Here's a link to the source http://www.natureworldnews.com/articles/7560/20140613/vast-underwater-ocean-trapped-beneath-earths-crust.htm

• That is a misreading of the linked article. The article itself links to here which says that the water is not in liquid form but is in hydrates and hydroxyl groups in rocks, such as the ringwoodite you mention. So you can't just drill a hole, you need some method of chemically unbinding these water-like molecular structures from whatever they are bound to. – kingledion Jan 17 '18 at 17:56

The all the same amount of water can take more or less volume if affected by extra conditions, and occasional change in that balance can raise waters level on planets like Earth. For example: have you seen mountain rivers, with all that whirlpools, boulders and banks? You can scoop up a full glass of water and surprisingly see how its amount decreases to half-a-glass while all the bubbles and turbulences go away.

So, we consider the following:

1. What if the planet occasionally got something that makes oceans to bubble and have decreasing the water density? (and increasing the waters level) Let say, volcanic gases coming from core cracks, chemical reactions with bottom-born minerals, and staff like that. In addition, such world makes one more challenge: it's much harder to sail such waters as classic ship could deliberately sunk in less-densed water. So, captains could have kind of balloons attached to the ships, like steam-punk style. Or helicopter blades, or jet-packs.

2. What if there are several enormous whirlpools appeared in the seas? By tectonic activities, or resonance effect of world-size currents combined together, or that trash islands that humanity produced up to the moment, your name it.

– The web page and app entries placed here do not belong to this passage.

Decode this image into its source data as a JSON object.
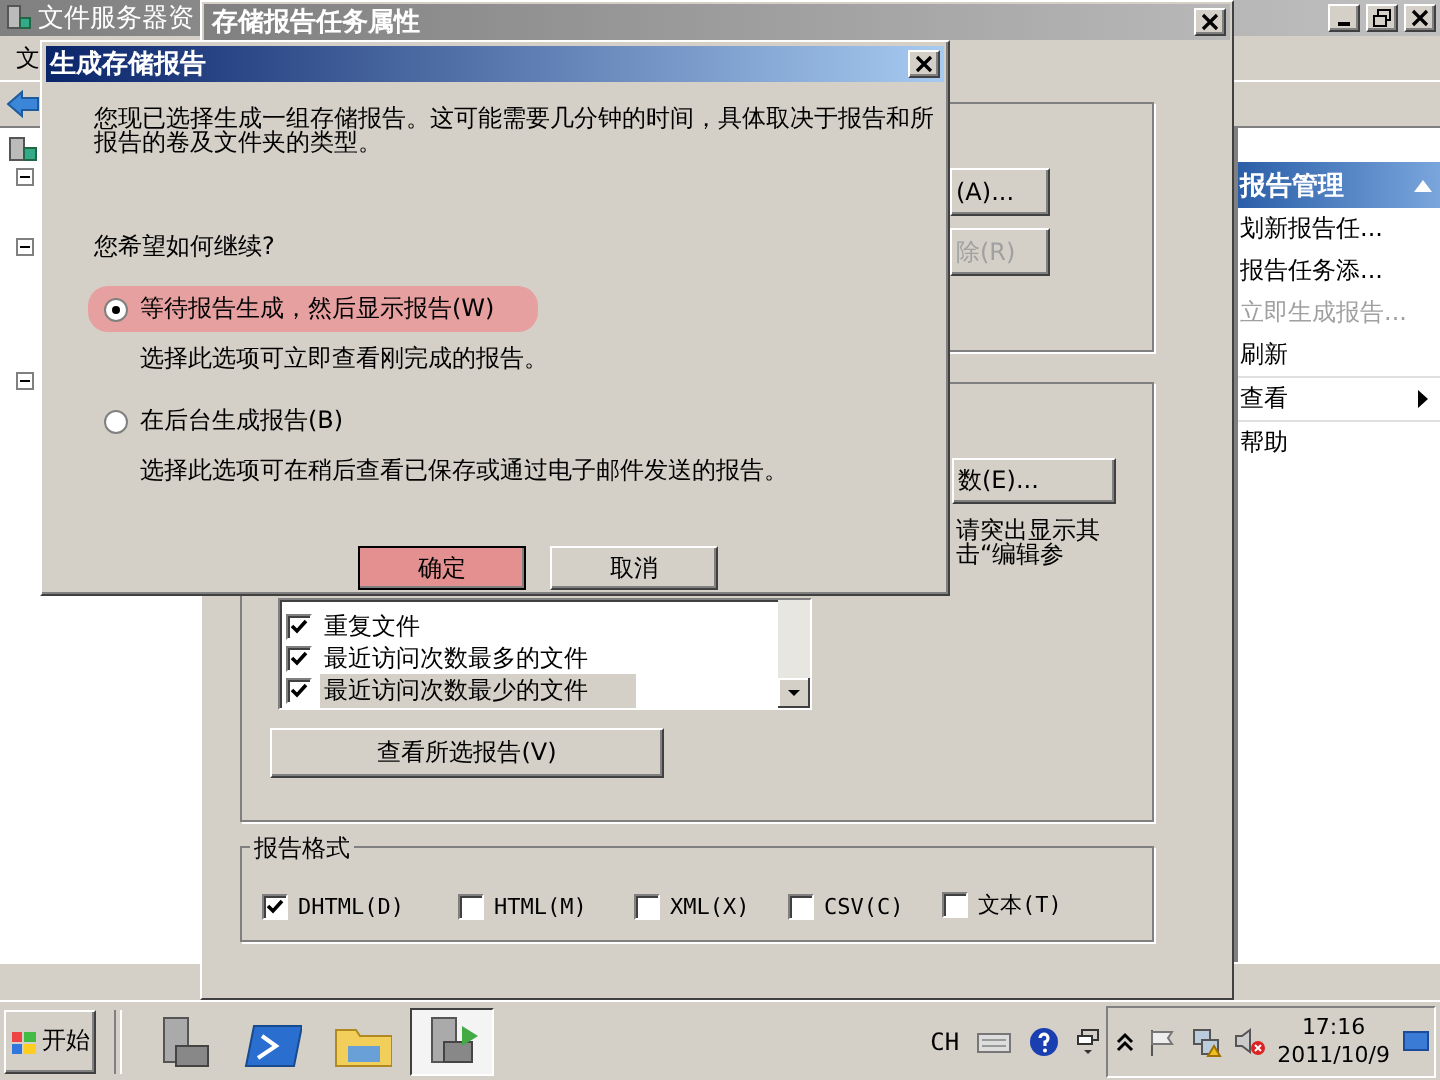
{
  "main_window": {
    "title": "文件服务器资",
    "menu": [
      {
        "label": "文"
      }
    ],
    "actions_pane": {
      "header": "报告管理",
      "items": [
        {
          "label": "划新报告任...",
          "disabled": false,
          "has_submenu": false
        },
        {
          "label": "报告任务添...",
          "disabled": false,
          "has_submenu": false
        },
        {
          "label": "立即生成报告...",
          "disabled": true,
          "has_submenu": false
        },
        {
          "label": "刷新",
          "disabled": false,
          "has_submenu": false
        },
        {
          "label": "查看",
          "disabled": false,
          "has_submenu": true
        },
        {
          "label": "帮助",
          "disabled": false,
          "has_submenu": false
        }
      ]
    }
  },
  "properties_window": {
    "title": "存储报告任务属性",
    "group_buttons": [
      {
        "label": "(A)...",
        "disabled": false
      },
      {
        "label": "除(R)",
        "disabled": true
      }
    ],
    "edit_button": {
      "label": "数(E)...",
      "disabled": false
    },
    "hint_lines": [
      "请突出显示其",
      "击“编辑参"
    ],
    "report_list": [
      {
        "label": "重复文件",
        "checked": true,
        "selected": false
      },
      {
        "label": "最近访问次数最多的文件",
        "checked": true,
        "selected": false
      },
      {
        "label": "最近访问次数最少的文件",
        "checked": true,
        "selected": true
      }
    ],
    "view_button": "查看所选报告(V)",
    "format_group": {
      "title": "报告格式",
      "options": [
        {
          "label": "DHTML(D)",
          "checked": true
        },
        {
          "label": "HTML(M)",
          "checked": false
        },
        {
          "label": "XML(X)",
          "checked": false
        },
        {
          "label": "CSV(C)",
          "checked": false
        },
        {
          "label": "文本(T)",
          "checked": false
        }
      ]
    }
  },
  "dialog": {
    "title": "生成存储报告",
    "message": "您现已选择生成一组存储报告。这可能需要几分钟的时间，具体取决于报告和所报告的卷及文件夹的类型。",
    "question": "您希望如何继续?",
    "options": [
      {
        "label": "等待报告生成，然后显示报告(W)",
        "description": "选择此选项可立即查看刚完成的报告。",
        "selected": true,
        "highlighted": true
      },
      {
        "label": "在后台生成报告(B)",
        "description": "选择此选项可在稍后查看已保存或通过电子邮件发送的报告。",
        "selected": false,
        "highlighted": false
      }
    ],
    "buttons": [
      {
        "label": "确定",
        "highlighted": true
      },
      {
        "label": "取消",
        "highlighted": false
      }
    ]
  },
  "taskbar": {
    "start_label": "开始",
    "apps": [
      {
        "kind": "server-manager",
        "selected": false
      },
      {
        "kind": "powershell",
        "selected": false
      },
      {
        "kind": "explorer",
        "selected": false
      },
      {
        "kind": "fsrm",
        "selected": true
      }
    ],
    "language": "CH",
    "time": "17:16",
    "date": "2011/10/9"
  }
}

• "got something that makes oceans to bubble" please be more precise. It's not really useful when you tell OP to have "something" that solves his problem. – Mołot Jan 18 '18 at 8:55
• @Molot, which precision do you expect here? Extra volcanic cracks may be caused by regular Earth tectonics (hello, Pompeii habitants!). The same volcanic activity could expose new minerals that could react with salt water and produce gases as a side-effect (taking into account high pressure at the bottom, they could increase bubble sizes while floating up, and surrounding waters are already lost an ability to absorb that gases due their extra amount). – Yury Schkatula Jan 18 '18 at 9:09
• Just describe, in a believable way, how can you have so high tectonics and yet keep "basically the same land structures" we have on Earth, and the same atmosphere. These are requirements from the question. – Mołot Jan 18 '18 at 9:54
• Let wait for OP feedback – Yury Schkatula Jan 18 '18 at 10:05